----- DATA SUPPLIED

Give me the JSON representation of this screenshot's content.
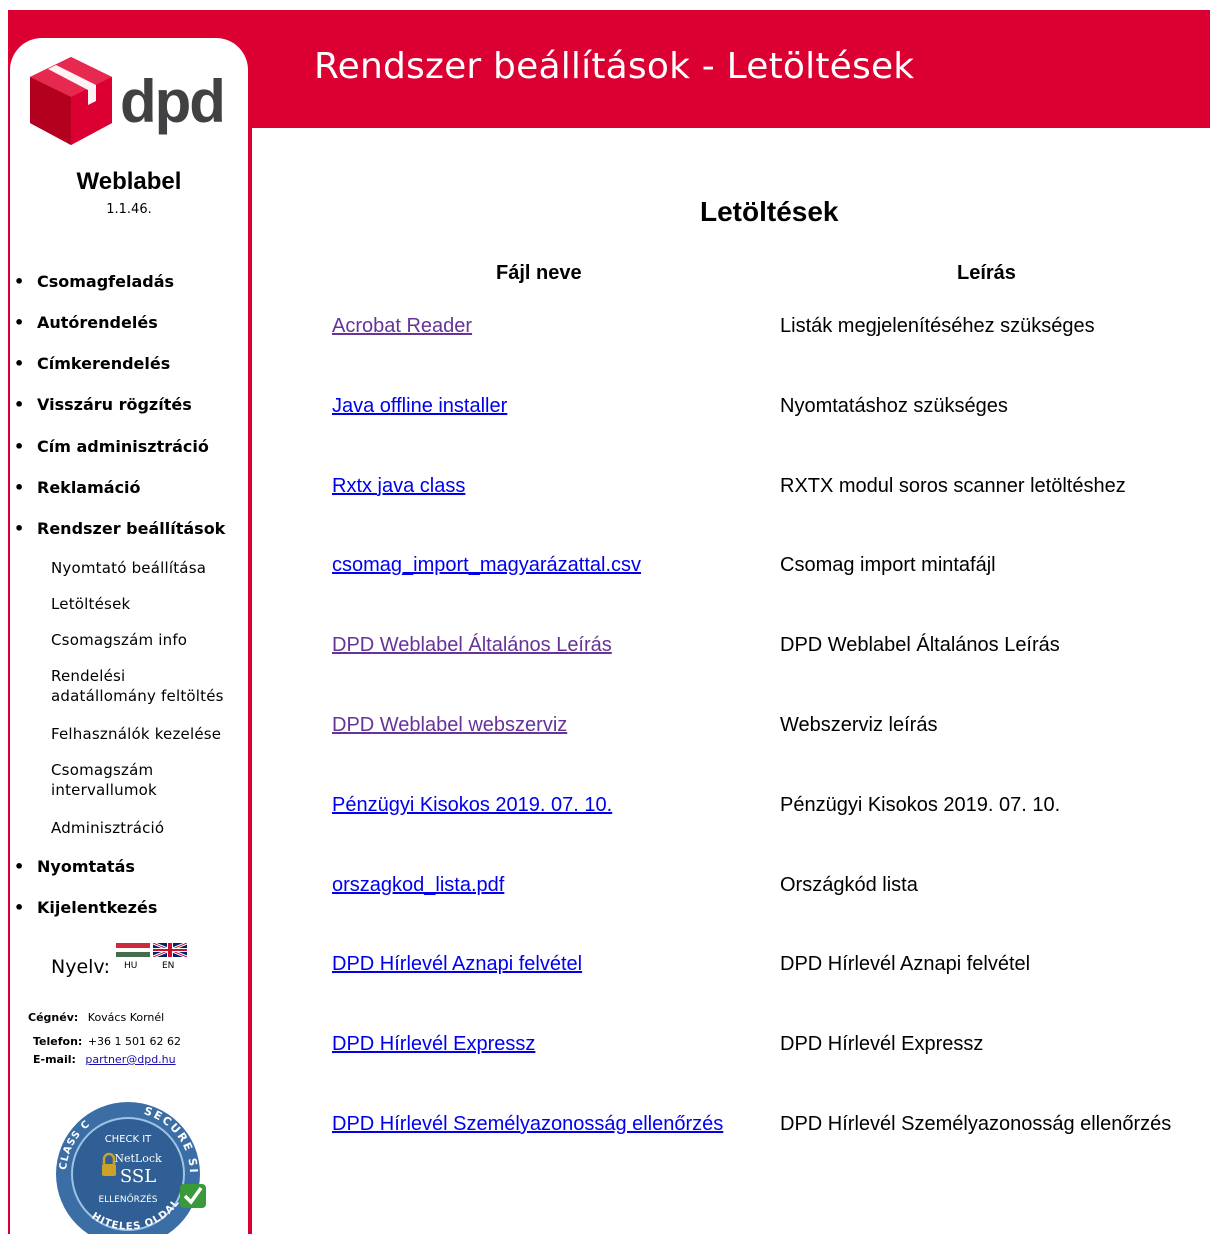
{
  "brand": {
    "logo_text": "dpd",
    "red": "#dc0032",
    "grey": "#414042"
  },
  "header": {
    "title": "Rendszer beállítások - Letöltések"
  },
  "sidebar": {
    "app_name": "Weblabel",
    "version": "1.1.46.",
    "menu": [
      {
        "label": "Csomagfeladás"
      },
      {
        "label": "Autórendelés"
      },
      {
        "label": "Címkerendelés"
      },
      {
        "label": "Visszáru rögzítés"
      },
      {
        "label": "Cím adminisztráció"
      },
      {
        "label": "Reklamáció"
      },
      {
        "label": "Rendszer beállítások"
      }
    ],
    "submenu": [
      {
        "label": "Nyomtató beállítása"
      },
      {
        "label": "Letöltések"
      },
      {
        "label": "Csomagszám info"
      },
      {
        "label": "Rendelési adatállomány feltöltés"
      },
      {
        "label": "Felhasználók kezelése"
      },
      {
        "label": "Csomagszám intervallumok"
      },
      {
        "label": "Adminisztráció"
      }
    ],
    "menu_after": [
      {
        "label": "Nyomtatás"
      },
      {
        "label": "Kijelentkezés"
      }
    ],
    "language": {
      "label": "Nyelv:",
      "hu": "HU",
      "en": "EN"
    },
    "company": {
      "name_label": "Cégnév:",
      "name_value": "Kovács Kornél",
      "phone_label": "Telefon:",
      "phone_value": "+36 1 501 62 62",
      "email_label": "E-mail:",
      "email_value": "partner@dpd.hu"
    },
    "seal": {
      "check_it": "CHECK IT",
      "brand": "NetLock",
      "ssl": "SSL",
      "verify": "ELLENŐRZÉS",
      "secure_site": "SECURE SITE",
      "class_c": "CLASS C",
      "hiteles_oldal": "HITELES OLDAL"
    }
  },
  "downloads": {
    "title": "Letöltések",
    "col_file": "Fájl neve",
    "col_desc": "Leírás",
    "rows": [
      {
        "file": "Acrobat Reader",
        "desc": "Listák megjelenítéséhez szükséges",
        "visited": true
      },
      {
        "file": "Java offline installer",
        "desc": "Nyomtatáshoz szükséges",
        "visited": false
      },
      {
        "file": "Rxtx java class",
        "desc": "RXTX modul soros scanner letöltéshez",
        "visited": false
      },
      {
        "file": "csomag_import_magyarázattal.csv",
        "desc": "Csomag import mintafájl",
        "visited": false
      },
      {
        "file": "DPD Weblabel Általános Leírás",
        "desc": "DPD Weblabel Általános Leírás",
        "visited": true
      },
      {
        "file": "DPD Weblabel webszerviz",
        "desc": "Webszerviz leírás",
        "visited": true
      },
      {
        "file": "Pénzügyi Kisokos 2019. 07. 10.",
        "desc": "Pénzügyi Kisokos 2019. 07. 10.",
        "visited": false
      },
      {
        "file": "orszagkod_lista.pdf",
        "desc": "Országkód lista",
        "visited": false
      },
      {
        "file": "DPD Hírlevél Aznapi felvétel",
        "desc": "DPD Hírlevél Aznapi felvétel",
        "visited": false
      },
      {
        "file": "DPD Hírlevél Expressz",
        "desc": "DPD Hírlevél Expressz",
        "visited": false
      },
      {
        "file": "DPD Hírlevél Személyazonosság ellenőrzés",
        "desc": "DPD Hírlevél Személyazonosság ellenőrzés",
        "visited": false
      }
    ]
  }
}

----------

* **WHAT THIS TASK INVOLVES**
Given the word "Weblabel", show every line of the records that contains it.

* **SOLUTION**
    "app_name": "Weblabel",
        "file": "DPD Weblabel Általános Leírás",
        "desc": "DPD Weblabel Általános Leírás",
        "file": "DPD Weblabel webszerviz",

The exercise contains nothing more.